- **Exercise prompt**
The job is to output each record exactly as it stands, pictures excluded.

- **Data extract**
┌──
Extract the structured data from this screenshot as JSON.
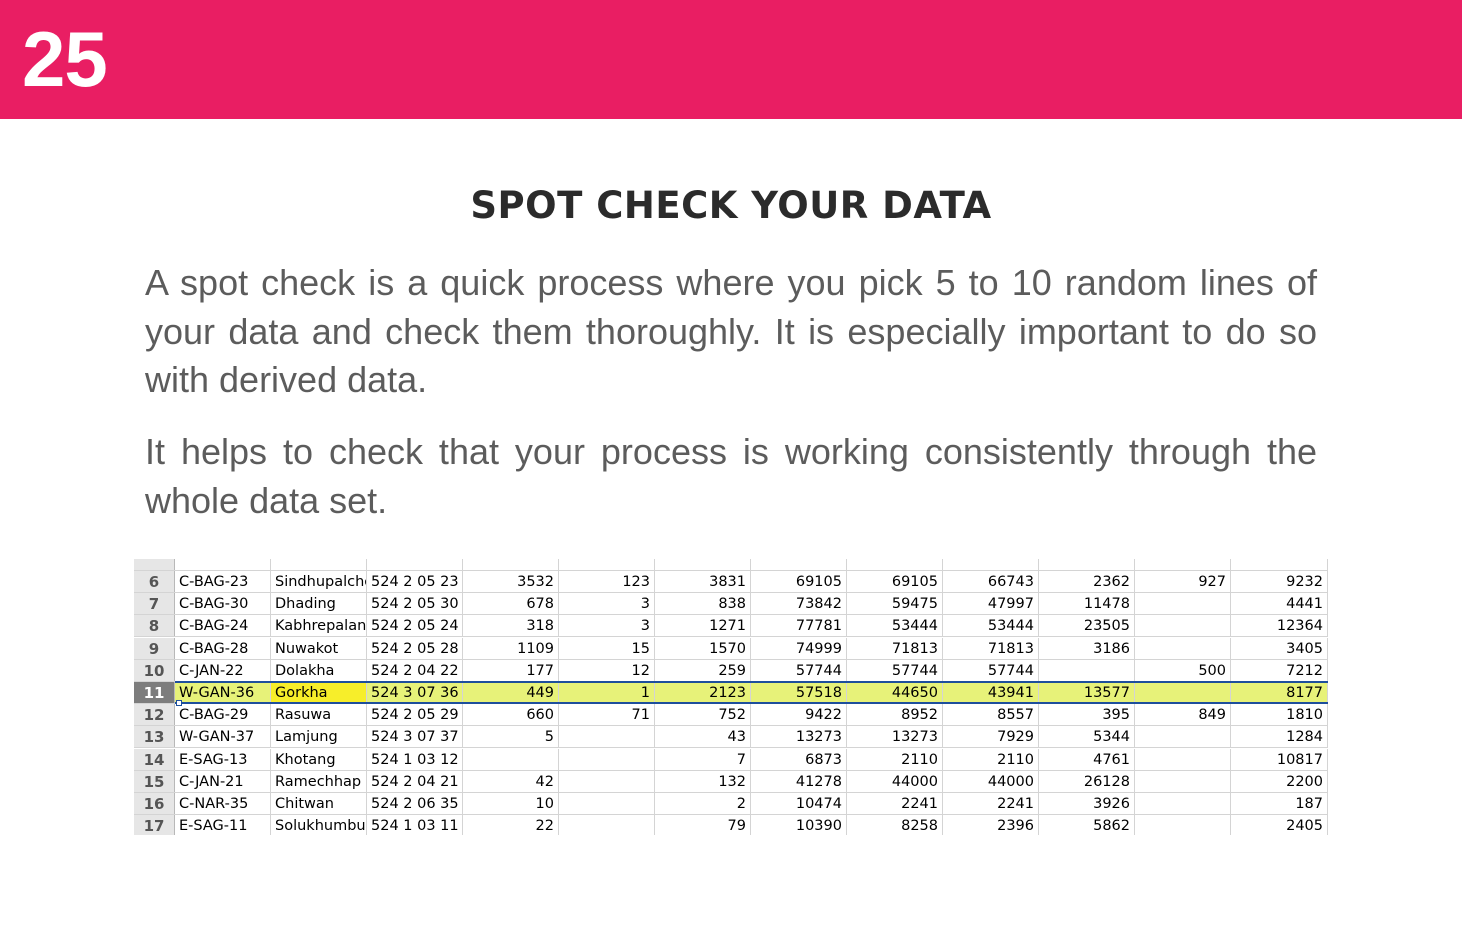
{
  "page_number": "25",
  "title": "SPOT CHECK YOUR DATA",
  "paragraphs": [
    "A spot check is a quick process where you pick 5 to 10 random lines of your data and check them thoroughly. It is especially important to do so with derived data.",
    "It helps to check that your process is working consistently through the whole data set."
  ],
  "colors": {
    "banner": "#e91e63",
    "row_highlight": "#e7f279",
    "cell_highlight": "#f7ee2a",
    "selection_border": "#1e4f9c"
  },
  "spreadsheet": {
    "selected_row": "11",
    "rows": [
      {
        "n": "6",
        "code": "C-BAG-23",
        "district": "Sindhupalchok",
        "id": "524 2 05 23",
        "v": [
          "3532",
          "123",
          "3831",
          "69105",
          "69105",
          "66743",
          "2362",
          "927",
          "9232"
        ]
      },
      {
        "n": "7",
        "code": "C-BAG-30",
        "district": "Dhading",
        "id": "524 2 05 30",
        "v": [
          "678",
          "3",
          "838",
          "73842",
          "59475",
          "47997",
          "11478",
          "",
          "4441"
        ]
      },
      {
        "n": "8",
        "code": "C-BAG-24",
        "district": "Kabhrepalanchok",
        "id": "524 2 05 24",
        "v": [
          "318",
          "3",
          "1271",
          "77781",
          "53444",
          "53444",
          "23505",
          "",
          "12364"
        ]
      },
      {
        "n": "9",
        "code": "C-BAG-28",
        "district": "Nuwakot",
        "id": "524 2 05 28",
        "v": [
          "1109",
          "15",
          "1570",
          "74999",
          "71813",
          "71813",
          "3186",
          "",
          "3405"
        ]
      },
      {
        "n": "10",
        "code": "C-JAN-22",
        "district": "Dolakha",
        "id": "524 2 04 22",
        "v": [
          "177",
          "12",
          "259",
          "57744",
          "57744",
          "57744",
          "",
          "500",
          "7212"
        ]
      },
      {
        "n": "11",
        "code": "W-GAN-36",
        "district": "Gorkha",
        "id": "524 3 07 36",
        "v": [
          "449",
          "1",
          "2123",
          "57518",
          "44650",
          "43941",
          "13577",
          "",
          "8177"
        ]
      },
      {
        "n": "12",
        "code": "C-BAG-29",
        "district": "Rasuwa",
        "id": "524 2 05 29",
        "v": [
          "660",
          "71",
          "752",
          "9422",
          "8952",
          "8557",
          "395",
          "849",
          "1810"
        ]
      },
      {
        "n": "13",
        "code": "W-GAN-37",
        "district": "Lamjung",
        "id": "524 3 07 37",
        "v": [
          "5",
          "",
          "43",
          "13273",
          "13273",
          "7929",
          "5344",
          "",
          "1284"
        ]
      },
      {
        "n": "14",
        "code": "E-SAG-13",
        "district": "Khotang",
        "id": "524 1 03 12",
        "v": [
          "",
          "",
          "7",
          "6873",
          "2110",
          "2110",
          "4761",
          "",
          "10817"
        ]
      },
      {
        "n": "15",
        "code": "C-JAN-21",
        "district": "Ramechhap",
        "id": "524 2 04 21",
        "v": [
          "42",
          "",
          "132",
          "41278",
          "44000",
          "44000",
          "26128",
          "",
          "2200"
        ]
      },
      {
        "n": "16",
        "code": "C-NAR-35",
        "district": "Chitwan",
        "id": "524 2 06 35",
        "v": [
          "10",
          "",
          "2",
          "10474",
          "2241",
          "2241",
          "3926",
          "",
          "187"
        ]
      },
      {
        "n": "17",
        "code": "E-SAG-11",
        "district": "Solukhumbu",
        "id": "524 1 03 11",
        "v": [
          "22",
          "",
          "79",
          "10390",
          "8258",
          "2396",
          "5862",
          "",
          "2405"
        ]
      }
    ]
  }
}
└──
- **Solution to this exercise**
Extract the structured data from this screenshot as JSON.
{
  "page_number": "25",
  "title": "SPOT CHECK YOUR DATA",
  "paragraphs": [
    "A spot check is a quick process where you pick 5 to 10 random lines of your data and check them thoroughly. It is especially important to do so with derived data.",
    "It helps to check that your process is working consistently through the whole data set."
  ],
  "colors": {
    "banner": "#e91e63",
    "row_highlight": "#e7f279",
    "cell_highlight": "#f7ee2a",
    "selection_border": "#1e4f9c"
  },
  "spreadsheet": {
    "selected_row": "11",
    "rows": [
      {
        "n": "6",
        "code": "C-BAG-23",
        "district": "Sindhupalchok",
        "id": "524 2 05 23",
        "v": [
          "3532",
          "123",
          "3831",
          "69105",
          "69105",
          "66743",
          "2362",
          "927",
          "9232"
        ]
      },
      {
        "n": "7",
        "code": "C-BAG-30",
        "district": "Dhading",
        "id": "524 2 05 30",
        "v": [
          "678",
          "3",
          "838",
          "73842",
          "59475",
          "47997",
          "11478",
          "",
          "4441"
        ]
      },
      {
        "n": "8",
        "code": "C-BAG-24",
        "district": "Kabhrepalanchok",
        "id": "524 2 05 24",
        "v": [
          "318",
          "3",
          "1271",
          "77781",
          "53444",
          "53444",
          "23505",
          "",
          "12364"
        ]
      },
      {
        "n": "9",
        "code": "C-BAG-28",
        "district": "Nuwakot",
        "id": "524 2 05 28",
        "v": [
          "1109",
          "15",
          "1570",
          "74999",
          "71813",
          "71813",
          "3186",
          "",
          "3405"
        ]
      },
      {
        "n": "10",
        "code": "C-JAN-22",
        "district": "Dolakha",
        "id": "524 2 04 22",
        "v": [
          "177",
          "12",
          "259",
          "57744",
          "57744",
          "57744",
          "",
          "500",
          "7212"
        ]
      },
      {
        "n": "11",
        "code": "W-GAN-36",
        "district": "Gorkha",
        "id": "524 3 07 36",
        "v": [
          "449",
          "1",
          "2123",
          "57518",
          "44650",
          "43941",
          "13577",
          "",
          "8177"
        ]
      },
      {
        "n": "12",
        "code": "C-BAG-29",
        "district": "Rasuwa",
        "id": "524 2 05 29",
        "v": [
          "660",
          "71",
          "752",
          "9422",
          "8952",
          "8557",
          "395",
          "849",
          "1810"
        ]
      },
      {
        "n": "13",
        "code": "W-GAN-37",
        "district": "Lamjung",
        "id": "524 3 07 37",
        "v": [
          "5",
          "",
          "43",
          "13273",
          "13273",
          "7929",
          "5344",
          "",
          "1284"
        ]
      },
      {
        "n": "14",
        "code": "E-SAG-13",
        "district": "Khotang",
        "id": "524 1 03 12",
        "v": [
          "",
          "",
          "7",
          "6873",
          "2110",
          "2110",
          "4761",
          "",
          "10817"
        ]
      },
      {
        "n": "15",
        "code": "C-JAN-21",
        "district": "Ramechhap",
        "id": "524 2 04 21",
        "v": [
          "42",
          "",
          "132",
          "41278",
          "44000",
          "44000",
          "26128",
          "",
          "2200"
        ]
      },
      {
        "n": "16",
        "code": "C-NAR-35",
        "district": "Chitwan",
        "id": "524 2 06 35",
        "v": [
          "10",
          "",
          "2",
          "10474",
          "2241",
          "2241",
          "3926",
          "",
          "187"
        ]
      },
      {
        "n": "17",
        "code": "E-SAG-11",
        "district": "Solukhumbu",
        "id": "524 1 03 11",
        "v": [
          "22",
          "",
          "79",
          "10390",
          "8258",
          "2396",
          "5862",
          "",
          "2405"
        ]
      }
    ]
  }
}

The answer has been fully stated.